DEAR DOCTOR K: My doctor has proposed androgen deprivation therapy to treat my prostate cancer. Can you tell me about this treatment?

DEAR READER: Androgens are the family of male sex hormones that includes testosterone. When prostate cancer develops, testosterone contributes to the growth and spread of the tumor. Androgen deprivation therapy deprives cancer cells of this stimulation. Also known as hormonal therapy, it can be a powerful weapon in the fight against prostate cancer.

What are some ways besides testosterone therapy to increase my energy?

DEAR DOCTOR K: I often feel quite tired. My doctor says this fatigue may be caused by my low-normal testosterone level. I'd rather not go on testosterone therapy. What are some other ways to enhance my energy?

DEAR READER: Research studies have not demonstrated a clear value in giving testosterone therapy to men who may be experiencing symptoms of low-normal or slightly low blood levels of testosterone. In fact, some studies have even indicated that such treatments may raise the risk of heart trouble. So I can certainly understand if you'd rather avoid testosterone therapy to relieve your fatigue.

Why do women tend to live longer than men?

DEAR DOCTOR K: I've heard that women tend to live longer than men. Why is that?

DEAR READER: On average, women do live about five years longer than men.
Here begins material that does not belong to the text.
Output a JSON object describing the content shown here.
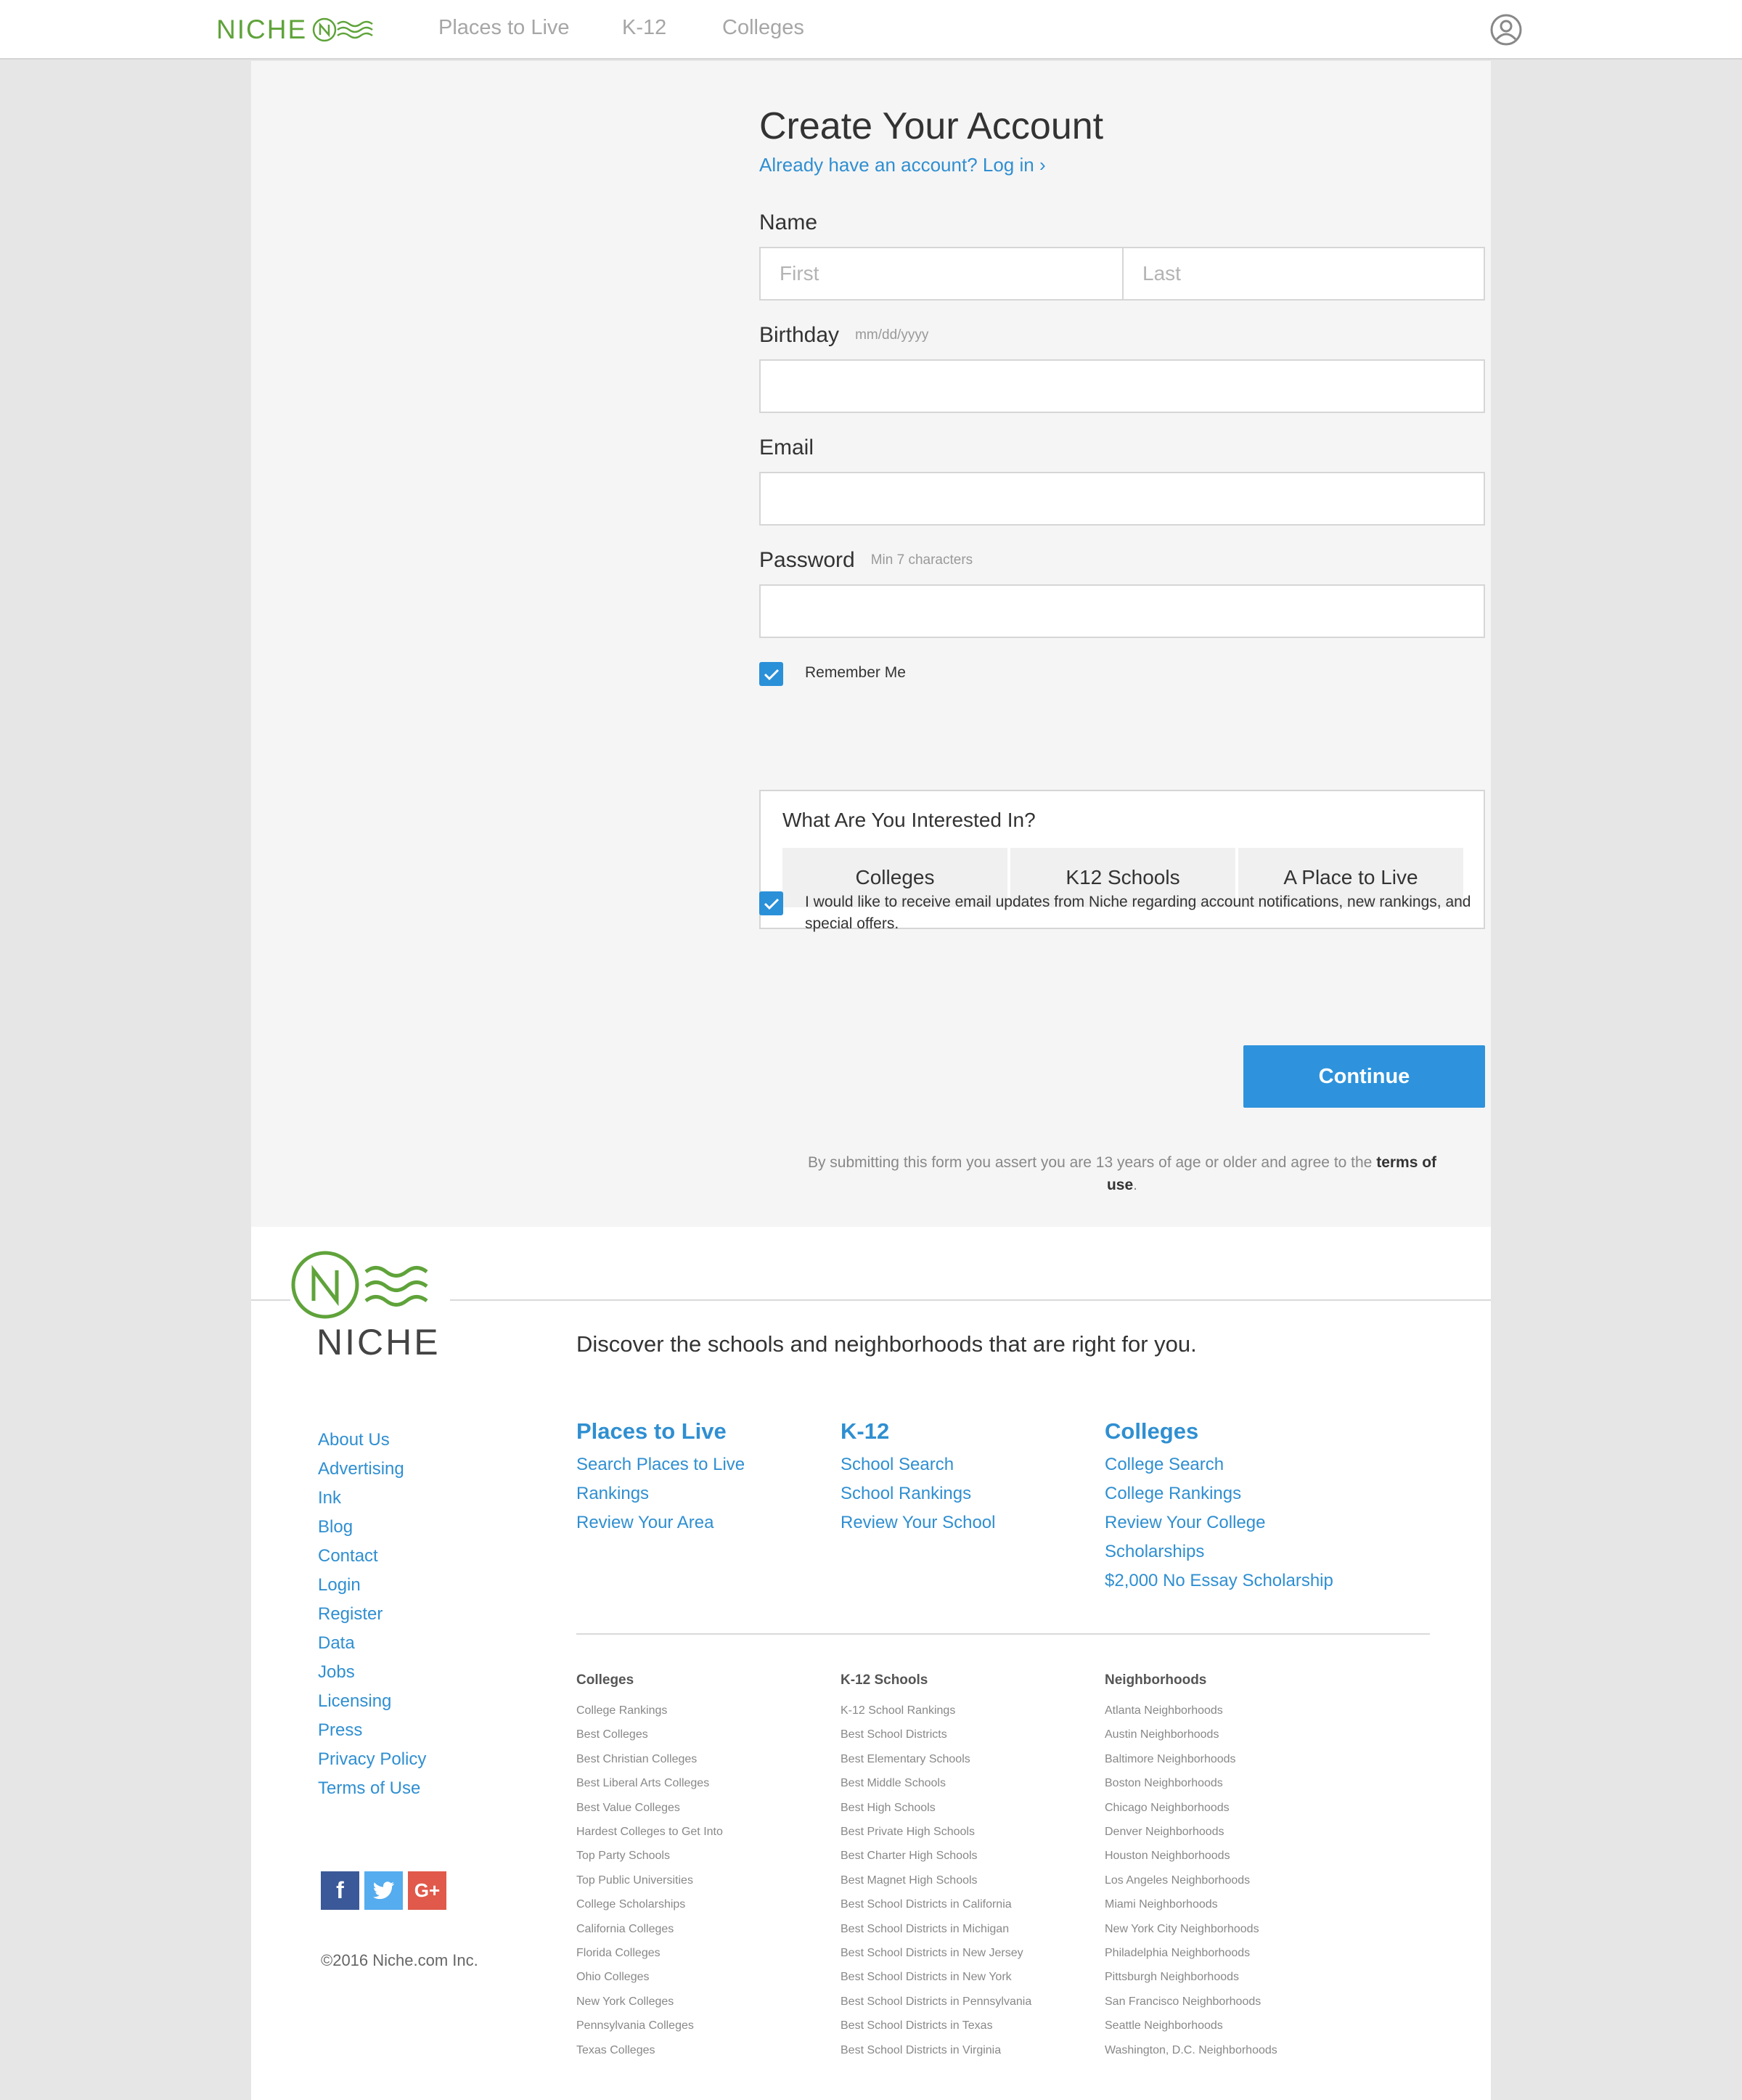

In the United States, 57 percent of all who are ages 65 and older are female. By age 85, 67 percent are women. You can see this for yourself in most nursing homes or assisted living facilities in the United States: Women usually outnumber men, and the magnitude of the difference is often striking.

Do men need to take a calcium supplement?

DEAR DOCTOR K: Many years ago, my doctor told me that men, like women, should take calcium supplements. So I have been. Now I hear that it's a bad idea. What do you think?

DEAR READER: All of us -- patients and doctors -- wish we had all the answers, and that the answers never changed. Unfortunately, the way the human body works, and malfunctions, is very complicated. To understand it, we conduct research. But no study is perfect, and the answers sometimes change as larger and better studies are conducted.

Should I try testosterone treatment to treat low-normal testosterone?

DEAR DOCTOR K: I'm a 68-year-old man who has been feeling more tired and less "sexy" over the past several months. My doctor says my blood testosterone level is normal, but "low normal" -- a little bit above low. I know that some men take testosterone gel as a treatment for this. My doctor is not so keen on that. What's your opinion?

DEAR READER: I don't know nearly enough about your health or your symptoms to offer you personal advice. But I'll tell you what I think research has shown, at least so far. I'll warn you: It is a controversial area, and I reserve the right to change my mind as new research is published.

Do I need to take medication for BPH?

DEAR DOCTOR K: I have BPH. The symptoms don't interfere with my work or home life very much. My doctor says there are medicines that might reduce the symptoms, but I like to avoid taking medicines. What's your advice?

DEAR READER: Benign prostatic hyperplasia, or BPH, is the most common cause of prostate enlargement. As the name suggests, BPH is harmless; it does not lead to prostate cancer.